He was later released without charge, but police said before he died he was ”a person of interest”. Haddara is believed to have been ill for some time.
At the height of the clan war, police placed a guard on Haddara’s home, also in Melbourne’s west, to prevent retaliation.
Chaouk is believed to have whispered the identity of his killer to family before he died.
Investigations, headed by Detective Senior Sergeant Ron Iddles, are continuing. The Chaouk family has said it has faith the detective will bring the killer to justice.
Chaouk matriarch calls for an end to ongoing feud with rival clan
Defence lawyer Tas Roubos told a County Court plea hearing the Chaouk family had gone through a “cultural change” since patriarch Macchour Chaouk was gunned down in his back yard in August.
Mr Roubos said his wife, Fatma Chaouk, has taken control and she wants all of the outstanding criminal matters involving her family to be resolved so they can escape the feud.
“The family is seriously contemplating moving from Melbourne,” Mr Roubos said.
“It’s just not tenable to remain in Melbourne any more.”
Mr Roubos said Mrs Chaouk’s attitude to the war between the families was “this has to end”.
Judge McInerney commented: ”I am sure the community will be very pleased if it does end.”
Today Fatma’s son, Matwali Chaouk, 26, of Brooklyn, pleaded guilty to a number of firearms offences, which Mr Roubos said stemmed from the feud with the Haddaras and the tit-for-tat violence.
Mr Roubos said Fatma Chaouk did not want her family to be involved in the continual spiral of violence and she had given the homicide squad unprecedented co-operation in the hunt for her husband’s killer.
He said Mrs Chaouk had cancer and a limited life span and it would be a disaster for Matwali Chaouk if his mother died while he was in jail.
“The last five years have been nothing but doom and gloom for this family,” the defence lawyer told Judge Michael McInerney.

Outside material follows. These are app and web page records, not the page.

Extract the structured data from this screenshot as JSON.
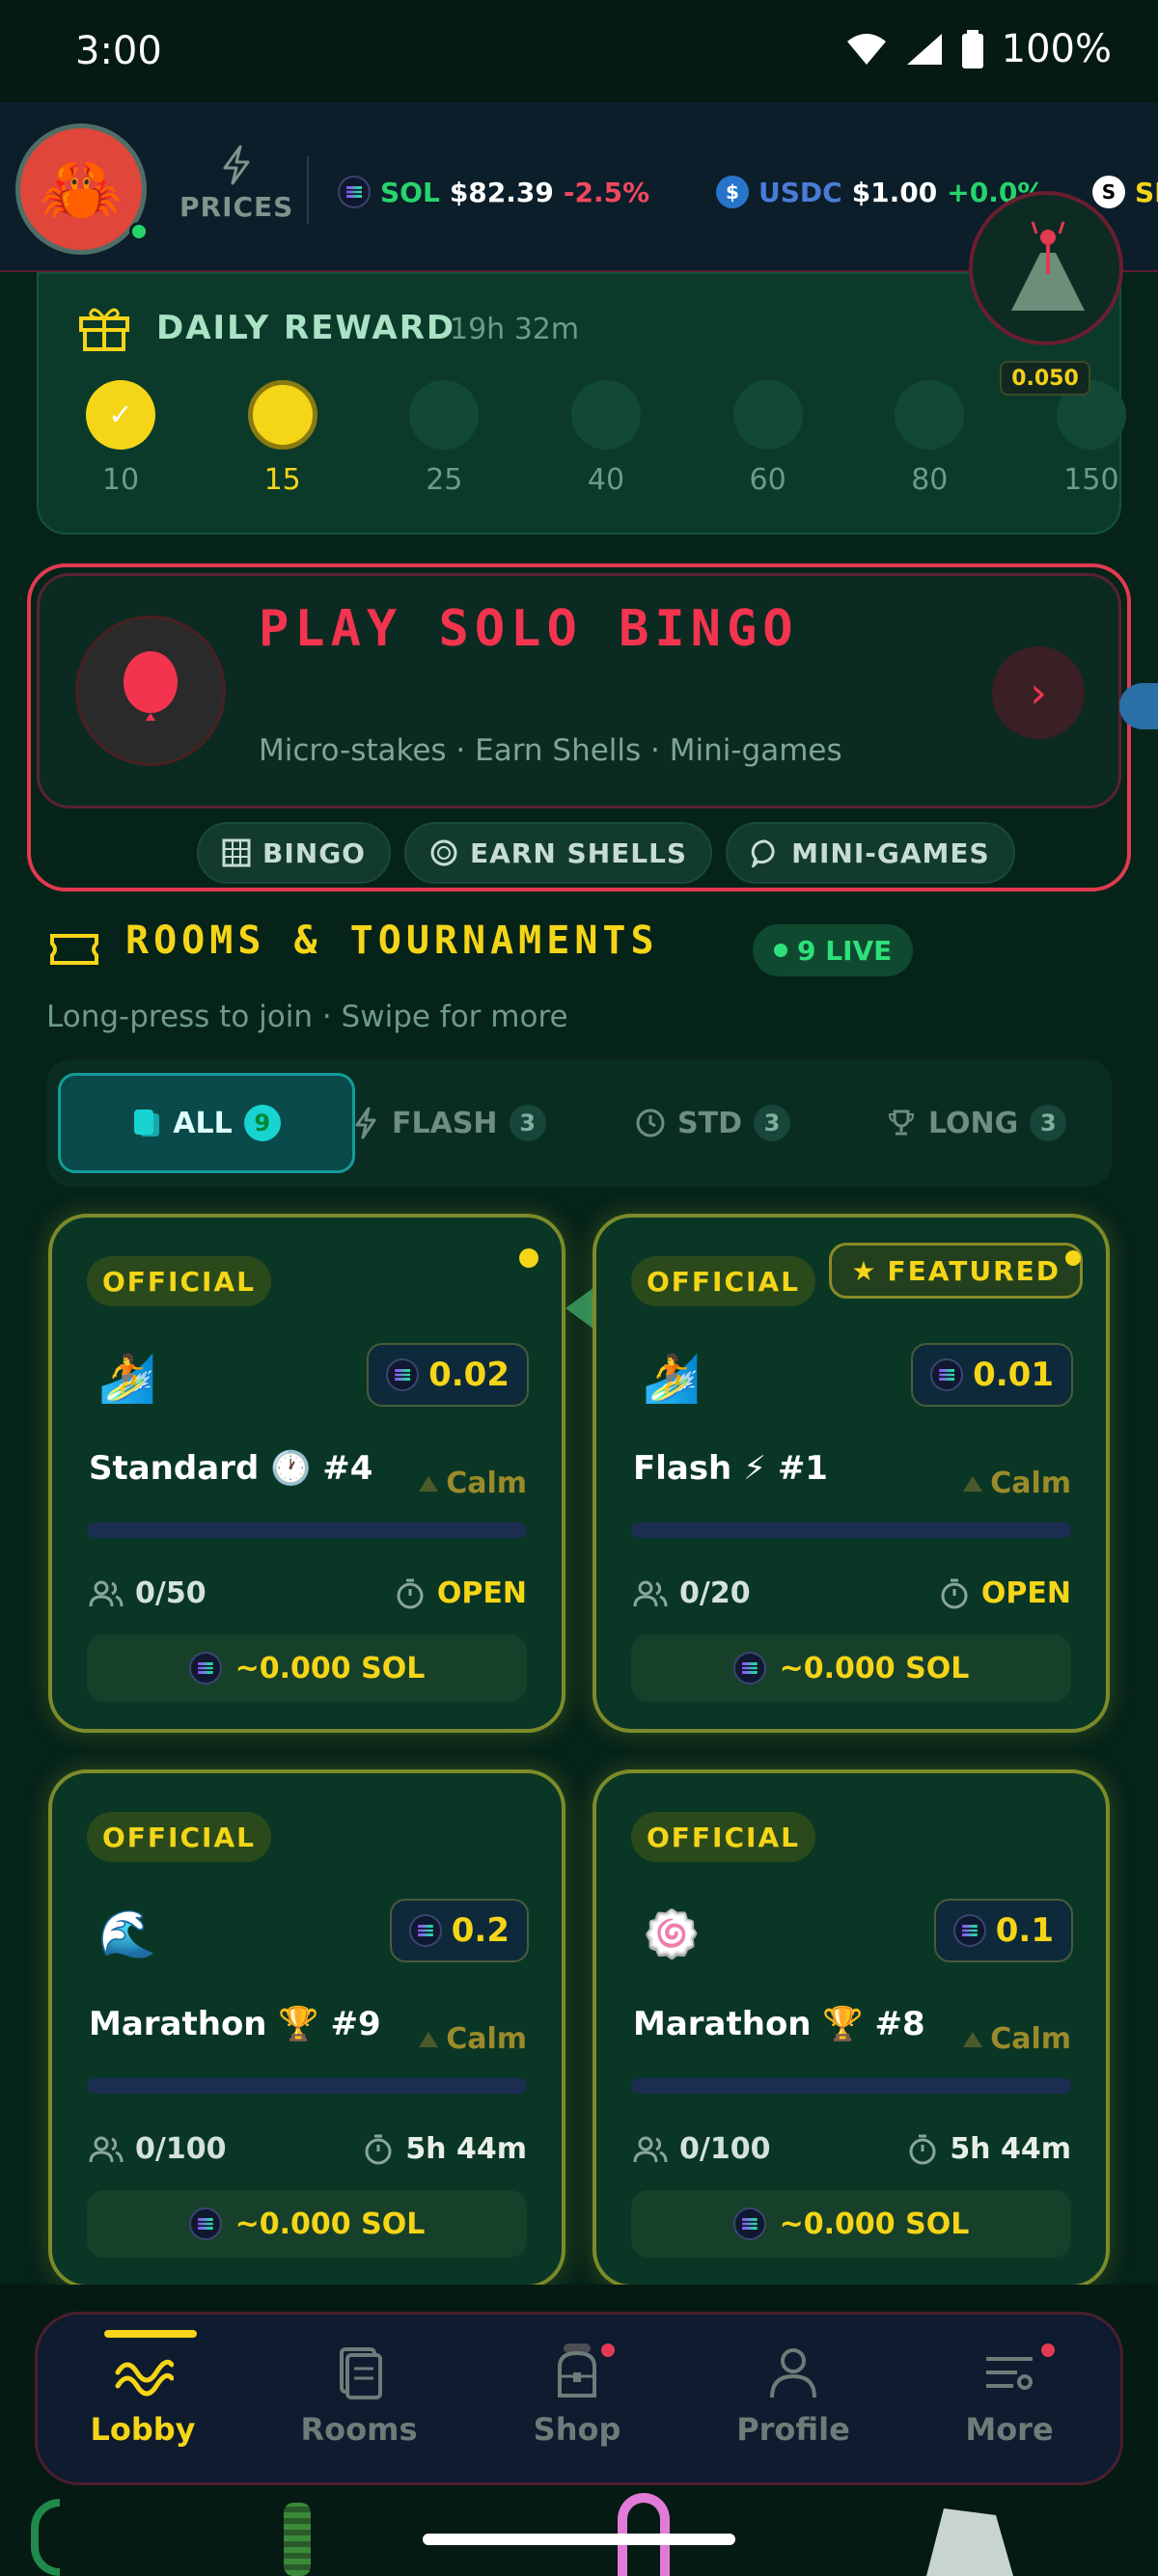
{
  "status_bar": {
    "time": "3:00",
    "battery": "100%"
  },
  "ticker": {
    "avatar_icon": "crab-icon",
    "prices_label": "PRICES",
    "items": [
      {
        "symbol": "SOL",
        "price": "$82.39",
        "change": "-2.5%",
        "symbol_color": "#27d46c"
      },
      {
        "symbol": "USDC",
        "price": "$1.00",
        "change": "+0.0%",
        "symbol_color": "#4a7bd8"
      },
      {
        "symbol": "SI",
        "price": "",
        "change": "",
        "symbol_color": "#f5d517"
      }
    ],
    "volcano_value": "0.050"
  },
  "daily_reward": {
    "title": "DAILY REWARD",
    "timer": "19h 32m",
    "steps": [
      {
        "amount": "10",
        "state": "claimed"
      },
      {
        "amount": "15",
        "state": "current"
      },
      {
        "amount": "25",
        "state": "locked"
      },
      {
        "amount": "40",
        "state": "locked"
      },
      {
        "amount": "60",
        "state": "locked"
      },
      {
        "amount": "80",
        "state": "locked"
      },
      {
        "amount": "150",
        "state": "locked"
      }
    ]
  },
  "solo": {
    "title": "PLAY SOLO BINGO",
    "subtitle": "Micro-stakes · Earn Shells · Mini-games",
    "arrow": "›",
    "pills": [
      {
        "label": "BINGO",
        "icon": "grid-icon"
      },
      {
        "label": "EARN SHELLS",
        "icon": "shell-icon"
      },
      {
        "label": "MINI-GAMES",
        "icon": "chat-icon"
      }
    ]
  },
  "rooms": {
    "title": "ROOMS & TOURNAMENTS",
    "live": "9 LIVE",
    "subtitle": "Long-press to join · Swipe for more",
    "tabs": [
      {
        "label": "ALL",
        "count": "9"
      },
      {
        "label": "FLASH",
        "count": "3"
      },
      {
        "label": "STD",
        "count": "3"
      },
      {
        "label": "LONG",
        "count": "3"
      }
    ],
    "cards": [
      {
        "badge": "OFFICIAL",
        "featured": "",
        "emoji": "🏄",
        "stake": "0.02",
        "name": "Standard 🕐 #4",
        "mood": "Calm",
        "fill": 0,
        "players": "0/50",
        "status": "OPEN",
        "pot": "~0.000 SOL"
      },
      {
        "badge": "OFFICIAL",
        "featured": "FEATURED",
        "emoji": "🏄",
        "stake": "0.01",
        "name": "Flash ⚡ #1",
        "mood": "Calm",
        "fill": 0,
        "players": "0/20",
        "status": "OPEN",
        "pot": "~0.000 SOL"
      },
      {
        "badge": "OFFICIAL",
        "featured": "",
        "emoji": "🌊",
        "stake": "0.2",
        "name": "Marathon 🏆 #9",
        "mood": "Calm",
        "fill": 0,
        "players": "0/100",
        "status": "5h 44m",
        "pot": "~0.000 SOL"
      },
      {
        "badge": "OFFICIAL",
        "featured": "",
        "emoji": "🍥",
        "stake": "0.1",
        "name": "Marathon 🏆 #8",
        "mood": "Calm",
        "fill": 0,
        "players": "0/100",
        "status": "5h 44m",
        "pot": "~0.000 SOL"
      }
    ]
  },
  "nav": [
    {
      "label": "Lobby",
      "active": true
    },
    {
      "label": "Rooms",
      "active": false
    },
    {
      "label": "Shop",
      "active": false
    },
    {
      "label": "Profile",
      "active": false
    },
    {
      "label": "More",
      "active": false
    }
  ],
  "colors": {
    "accent": "#f5d517",
    "danger": "#f2344e",
    "live": "#2ee07a",
    "bg": "#06231a"
  }
}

Marwali Chaouk pleaded guilty to charges that being a prohibited person he was in possession of two handguns and a pump-action sawn-off shotgun, between June and July this year.
He also pleaded guilty to possession of quantities of ammunition that could be used in the weapons between the same dates.
Prosecutor Mark Gibson said members of the Santiago Taskforce initiated a search warrant on a garage in Brooklyn and found Chaouk had a loaded .22 calibre Llama hand gun in a bum bag.
A raid on his house uncovered a quantity of ammunition.
Mr Gibson said that on July 1, the taskforce raided the main Chaouk family home in Brooklyn and found a Ruger pump-action shotgun hidden in a wall behind a cupboard and a fully-loaded Sterm Ruger Magnum hand gun in a woodpile in the back yard.
A quantity of various kinds of ammunition was found and Chaouk wrote a statement in jail saying all of the weaponry belonged to him.
Mr Roubos said his client had the weapons for self-protection and because of the feud with the Haddaras where there was a constant threat and people reacted to events quickly.
Although the possession of the guns charges carry a 15-year maximum Mr Gibson argued for a jail sentence of between 12 and 18 months.
The defence counsel said his client should get less because of his age and his mother’s health problems.
He said Chaouk is being held in 23-hour a day lockdown in Barwon Jail’s Acacia Unit, which he likened to a form of torture.
Mr Roubos said jail authorities used the murder in custody of gangland boss Carl Williams as an excuse to insist the lockdown is necessary to protect his client.
Judge McInerney will sentence Chaouk on November 11.